Heavy fog in places lifted Monday morning, giving aerial searchers greater visibility to look for the missing Dehavilland Beaver in rugged, mountainous terrain. The floatplane was reported missing when it failed to arrive as expected Saturday in King Salmon, 285 miles southwest of Anchorage, after leaving Swikshak Lagoon in Katmai National Park.
"This is being carried out as a rescue operation at this point," Park Service spokesman John Quinley said Monday. "There's no indication any of these people are dead."
Katmai National Park Superintendent Ralph Moore said he was hoping the floatplane landed in a cove to wait for better weather, but added he was worried because there has been no emergency locator transmissions or radio communications.
The park service has identified the passengers as Mason McLeod, 26; Neal Spradlin, 28; and Spradlin's 20-year-old brother Seth, all park maintenance workers. The Spradlins are originally from Westfield, Ind. The pilot is King Salmon resident Marco Alletto, 47, whose family lives in Italy.
The plane departed from the site at 1:45 p.m. Saturday for a flight that takes about an hour. Two other Park Service workers left in a Cessna 206 about 15 minutes later and arrived safely in King Salmon, but that aircraft flew 500 feet above the ground much of the way because of deteriorating weather conditions.

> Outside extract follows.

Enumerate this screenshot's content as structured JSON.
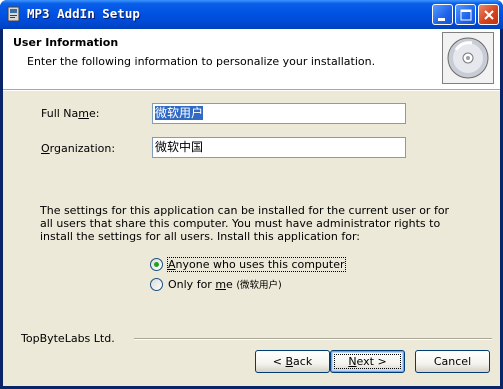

Quinley said Monday's search effort was similar to Sunday's with numerous aircraft looking for the missing plane, but over a wider area. Crews are focusing on areas that were not well searched before, he said.